NCCBA is solidly on board with that. We are inviting the elders of our churches (both lay and staff) to
come together in September of this year for three and one half days of prayer. There’s nothing else on
the agenda.
If you have ever been to a prayer summit, you may already be salivating. If you’ve never
been, you’re probably wondering how a group of guys can spend that much time in prayer. The most
disciplined prayer warriors among us may average an hour or two in prayer every day. How do we
sustain prayer together for three and a half days? The prospect may seem daunting at best, a terrifying
risk at worst.
At a prayer summit we spend most of our time seeking God’s face. We come into his
presence with more worship and adoration than prayers and petitions. Sometimes we sing, pray
Scripture, or reflect together on an aspect of God’s character. Such activities are authentically Spiritdriven:
there’s no scripted agenda. Those who lead remain sensitive to where God himself seems to be
We do have one anticipated outcome. During our time together, we want to discover God’s
direction for our churches. Think of it as a family gathering to talk to Dad about what’s next on his
agenda for the family. From this summit, we anticipate sending representatives to a national Solemn
Assembly early in 2005.
In C.S. Lewis’ classic, The Lion, The Witch and the Wardrobe, the inhabitants of Narnia have
endured a long siege of oppression under the White Witch. They describe it as a time when “it’s
always winter but never Christmas.” Hope comes when the rumor spreads that “Aslan [the Christ
figure] is on the move.”
The very fact that CBAmerica is calling itself to prayer is an indication to me that God is on
the move. Such times powerfully call us to set aside everything else and seize the moment. We dare

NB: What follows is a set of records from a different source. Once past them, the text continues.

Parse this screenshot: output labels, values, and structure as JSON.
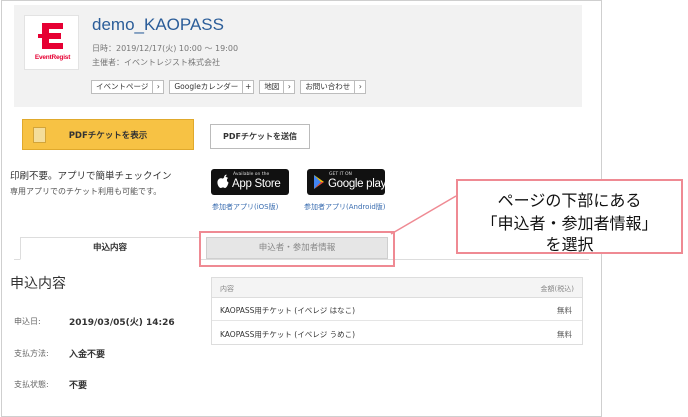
{
  "event": {
    "title": "demo_KAOPASS",
    "datetime": "日時：2019/12/17(火) 10:00 〜 19:00",
    "organizer": "主催者：イベントレジスト株式会社",
    "logo_text": "EventRegist",
    "links": [
      {
        "label": "イベントページ",
        "arrow": "›"
      },
      {
        "label": "Googleカレンダー",
        "arrow": "+"
      },
      {
        "label": "地図",
        "arrow": "›"
      },
      {
        "label": "お問い合わせ",
        "arrow": "›"
      }
    ]
  },
  "pdf": {
    "show_label": "PDFチケットを表示",
    "send_label": "PDFチケットを送信"
  },
  "checkin": {
    "line1": "印刷不要。アプリで簡単チェックイン",
    "line2": "専用アプリでのチケット利用も可能です。"
  },
  "apps": {
    "ios": {
      "small": "Available on the",
      "big": "App Store",
      "caption": "参加者アプリ(iOS版)"
    },
    "android": {
      "small": "GET IT ON",
      "big": "Google play",
      "caption": "参加者アプリ(Android版)"
    }
  },
  "tabs": {
    "active": "申込内容",
    "inactive": "申込者・参加者情報"
  },
  "application": {
    "heading": "申込内容",
    "rows": [
      {
        "label": "申込日:",
        "value": "2019/03/05(火) 14:26"
      },
      {
        "label": "支払方法:",
        "value": "入金不要"
      },
      {
        "label": "支払状態:",
        "value": "不要"
      }
    ]
  },
  "tickets": {
    "header_content": "内容",
    "header_amount": "金額(税込)",
    "rows": [
      {
        "name": "KAOPASS用チケット (イベレジ はなこ)",
        "price": "無料"
      },
      {
        "name": "KAOPASS用チケット (イベレジ うめこ)",
        "price": "無料"
      }
    ]
  },
  "callout": {
    "line1": "ページの下部にある",
    "line2": "「申込者・参加者情報」",
    "line3": "を選択"
  },
  "colors": {
    "accent_yellow": "#f7c244",
    "brand_red": "#e60033",
    "link_blue": "#2b5d99",
    "highlight_pink": "#ef8a93"
  }
}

not miss what God is doing. This is so significant that I have already reserved September 27-30. Those
dates are inviolate on my calendar. I don’t want to miss this.

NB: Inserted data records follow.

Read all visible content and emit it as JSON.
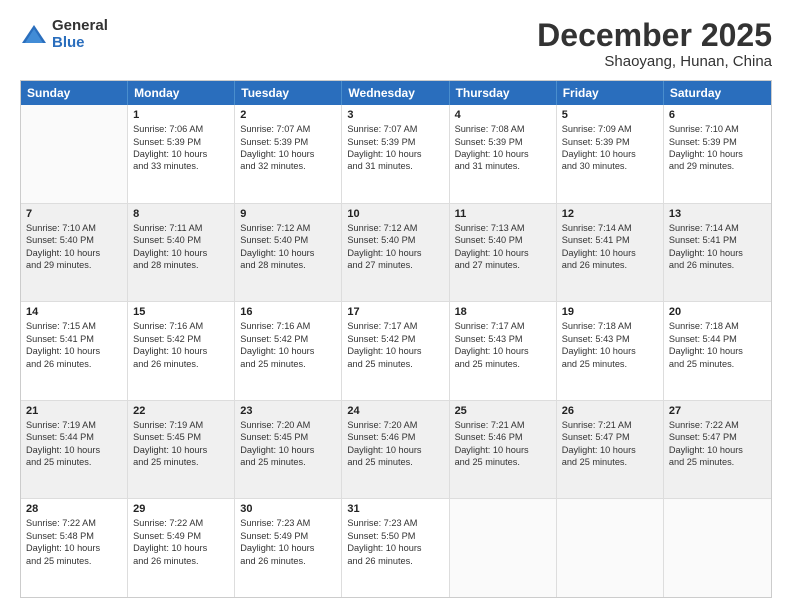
{
  "logo": {
    "general": "General",
    "blue": "Blue"
  },
  "header": {
    "month": "December 2025",
    "location": "Shaoyang, Hunan, China"
  },
  "days": [
    "Sunday",
    "Monday",
    "Tuesday",
    "Wednesday",
    "Thursday",
    "Friday",
    "Saturday"
  ],
  "rows": [
    [
      {
        "num": "",
        "lines": []
      },
      {
        "num": "1",
        "lines": [
          "Sunrise: 7:06 AM",
          "Sunset: 5:39 PM",
          "Daylight: 10 hours",
          "and 33 minutes."
        ]
      },
      {
        "num": "2",
        "lines": [
          "Sunrise: 7:07 AM",
          "Sunset: 5:39 PM",
          "Daylight: 10 hours",
          "and 32 minutes."
        ]
      },
      {
        "num": "3",
        "lines": [
          "Sunrise: 7:07 AM",
          "Sunset: 5:39 PM",
          "Daylight: 10 hours",
          "and 31 minutes."
        ]
      },
      {
        "num": "4",
        "lines": [
          "Sunrise: 7:08 AM",
          "Sunset: 5:39 PM",
          "Daylight: 10 hours",
          "and 31 minutes."
        ]
      },
      {
        "num": "5",
        "lines": [
          "Sunrise: 7:09 AM",
          "Sunset: 5:39 PM",
          "Daylight: 10 hours",
          "and 30 minutes."
        ]
      },
      {
        "num": "6",
        "lines": [
          "Sunrise: 7:10 AM",
          "Sunset: 5:39 PM",
          "Daylight: 10 hours",
          "and 29 minutes."
        ]
      }
    ],
    [
      {
        "num": "7",
        "lines": [
          "Sunrise: 7:10 AM",
          "Sunset: 5:40 PM",
          "Daylight: 10 hours",
          "and 29 minutes."
        ]
      },
      {
        "num": "8",
        "lines": [
          "Sunrise: 7:11 AM",
          "Sunset: 5:40 PM",
          "Daylight: 10 hours",
          "and 28 minutes."
        ]
      },
      {
        "num": "9",
        "lines": [
          "Sunrise: 7:12 AM",
          "Sunset: 5:40 PM",
          "Daylight: 10 hours",
          "and 28 minutes."
        ]
      },
      {
        "num": "10",
        "lines": [
          "Sunrise: 7:12 AM",
          "Sunset: 5:40 PM",
          "Daylight: 10 hours",
          "and 27 minutes."
        ]
      },
      {
        "num": "11",
        "lines": [
          "Sunrise: 7:13 AM",
          "Sunset: 5:40 PM",
          "Daylight: 10 hours",
          "and 27 minutes."
        ]
      },
      {
        "num": "12",
        "lines": [
          "Sunrise: 7:14 AM",
          "Sunset: 5:41 PM",
          "Daylight: 10 hours",
          "and 26 minutes."
        ]
      },
      {
        "num": "13",
        "lines": [
          "Sunrise: 7:14 AM",
          "Sunset: 5:41 PM",
          "Daylight: 10 hours",
          "and 26 minutes."
        ]
      }
    ],
    [
      {
        "num": "14",
        "lines": [
          "Sunrise: 7:15 AM",
          "Sunset: 5:41 PM",
          "Daylight: 10 hours",
          "and 26 minutes."
        ]
      },
      {
        "num": "15",
        "lines": [
          "Sunrise: 7:16 AM",
          "Sunset: 5:42 PM",
          "Daylight: 10 hours",
          "and 26 minutes."
        ]
      },
      {
        "num": "16",
        "lines": [
          "Sunrise: 7:16 AM",
          "Sunset: 5:42 PM",
          "Daylight: 10 hours",
          "and 25 minutes."
        ]
      },
      {
        "num": "17",
        "lines": [
          "Sunrise: 7:17 AM",
          "Sunset: 5:42 PM",
          "Daylight: 10 hours",
          "and 25 minutes."
        ]
      },
      {
        "num": "18",
        "lines": [
          "Sunrise: 7:17 AM",
          "Sunset: 5:43 PM",
          "Daylight: 10 hours",
          "and 25 minutes."
        ]
      },
      {
        "num": "19",
        "lines": [
          "Sunrise: 7:18 AM",
          "Sunset: 5:43 PM",
          "Daylight: 10 hours",
          "and 25 minutes."
        ]
      },
      {
        "num": "20",
        "lines": [
          "Sunrise: 7:18 AM",
          "Sunset: 5:44 PM",
          "Daylight: 10 hours",
          "and 25 minutes."
        ]
      }
    ],
    [
      {
        "num": "21",
        "lines": [
          "Sunrise: 7:19 AM",
          "Sunset: 5:44 PM",
          "Daylight: 10 hours",
          "and 25 minutes."
        ]
      },
      {
        "num": "22",
        "lines": [
          "Sunrise: 7:19 AM",
          "Sunset: 5:45 PM",
          "Daylight: 10 hours",
          "and 25 minutes."
        ]
      },
      {
        "num": "23",
        "lines": [
          "Sunrise: 7:20 AM",
          "Sunset: 5:45 PM",
          "Daylight: 10 hours",
          "and 25 minutes."
        ]
      },
      {
        "num": "24",
        "lines": [
          "Sunrise: 7:20 AM",
          "Sunset: 5:46 PM",
          "Daylight: 10 hours",
          "and 25 minutes."
        ]
      },
      {
        "num": "25",
        "lines": [
          "Sunrise: 7:21 AM",
          "Sunset: 5:46 PM",
          "Daylight: 10 hours",
          "and 25 minutes."
        ]
      },
      {
        "num": "26",
        "lines": [
          "Sunrise: 7:21 AM",
          "Sunset: 5:47 PM",
          "Daylight: 10 hours",
          "and 25 minutes."
        ]
      },
      {
        "num": "27",
        "lines": [
          "Sunrise: 7:22 AM",
          "Sunset: 5:47 PM",
          "Daylight: 10 hours",
          "and 25 minutes."
        ]
      }
    ],
    [
      {
        "num": "28",
        "lines": [
          "Sunrise: 7:22 AM",
          "Sunset: 5:48 PM",
          "Daylight: 10 hours",
          "and 25 minutes."
        ]
      },
      {
        "num": "29",
        "lines": [
          "Sunrise: 7:22 AM",
          "Sunset: 5:49 PM",
          "Daylight: 10 hours",
          "and 26 minutes."
        ]
      },
      {
        "num": "30",
        "lines": [
          "Sunrise: 7:23 AM",
          "Sunset: 5:49 PM",
          "Daylight: 10 hours",
          "and 26 minutes."
        ]
      },
      {
        "num": "31",
        "lines": [
          "Sunrise: 7:23 AM",
          "Sunset: 5:50 PM",
          "Daylight: 10 hours",
          "and 26 minutes."
        ]
      },
      {
        "num": "",
        "lines": []
      },
      {
        "num": "",
        "lines": []
      },
      {
        "num": "",
        "lines": []
      }
    ]
  ]
}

We invite you to join us in that same commitment. Clear the decks and prepare to let the wind
of God’s Spirit fill your sails for half a week. It’s time for us to get alone together with God.

Symptomatic Relief

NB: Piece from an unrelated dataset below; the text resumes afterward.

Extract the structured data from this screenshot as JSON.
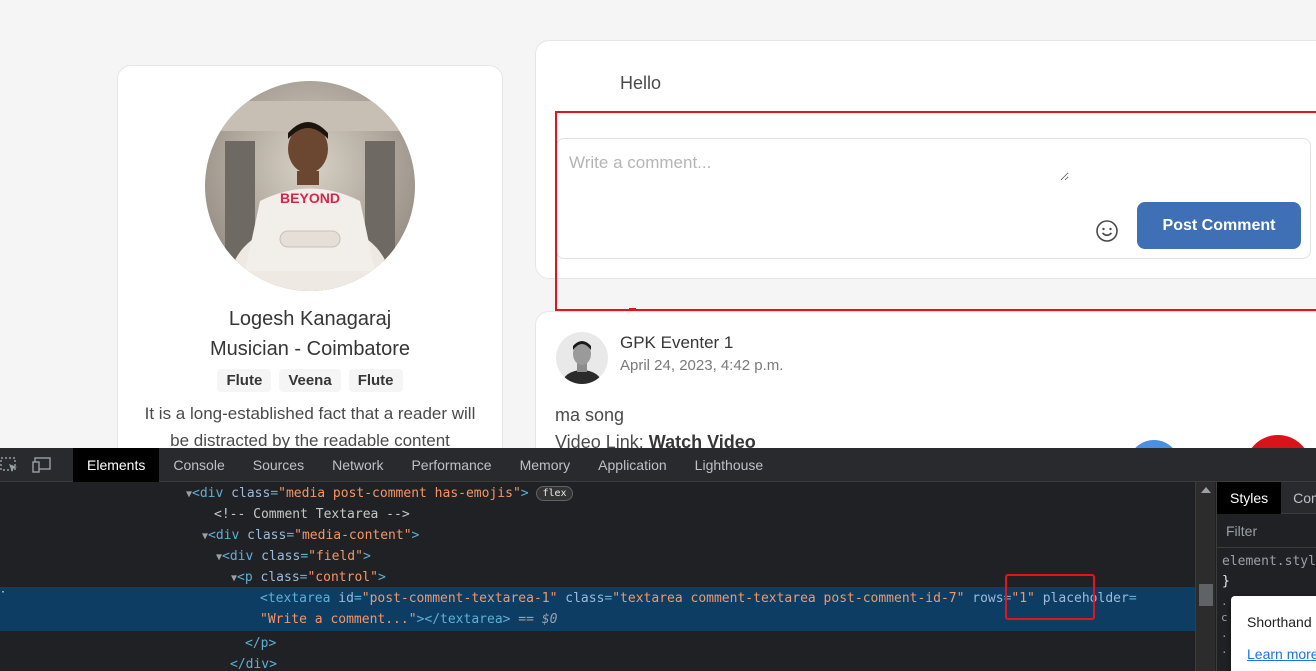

When we’re not feeling well, we want relief from the symptoms and we’ll usually do whatever it takes
to get relief. Churches that are not healthy will also seek for symptomatic relief. They will do
whatever it takes to get back to “status quo.” But as former President Ronald Reagan used to say:
“’Status quo’ is Latin for ‘the mess we’re in.’”
I’ve designed a simple continuum that helps me communicate to churches where I believe real health
needs to happen:

Symptom Structure System
When something happens in the church that brings some anxiety, there is a natural tendency to want
the symptoms to go away.
“If _________ would just leave the church, things would be better”
“If the pastor would preach more (better) about money, then our budget would be better.”
There is also the temptation to deal with issues from a structural standpoint. I intervened in a church
recently where one of the lay leaders really believed that if new policies and procedures were drawn
up, voted on and then dropped in the constitution, that people would stop leaving the church. Structure
is important, but it’s not where real change happens.
“If we just had policy about divorce, then it would be better.”
“We need to put something in the constitution about leadership standards.”
Real change happens in churches when the system changes. It’s a slower burn, it takes longer to figure
out and address, but it’s where deep change happens in a church. When we’re talking about systemic
change, we’re looking at:
• Communication: Are we an open system of communication or closed?
• Conflict: Do we avoid it or manage it?
• Vision: Are we mission or maintenance?
When leaders are willing to wrestle through these kinds of dynamics a deeper level of change and
health happens. The church body is like the human body—the symptoms are often indications of
deeper issues of health that need to be addressed.
If you would like help in assessing the health of your church, NCCBA has a number of resources to
help you. I would count it a privilege to help you do a systemic analysis of the church, to help you and
the leaders get at the matters of deep change.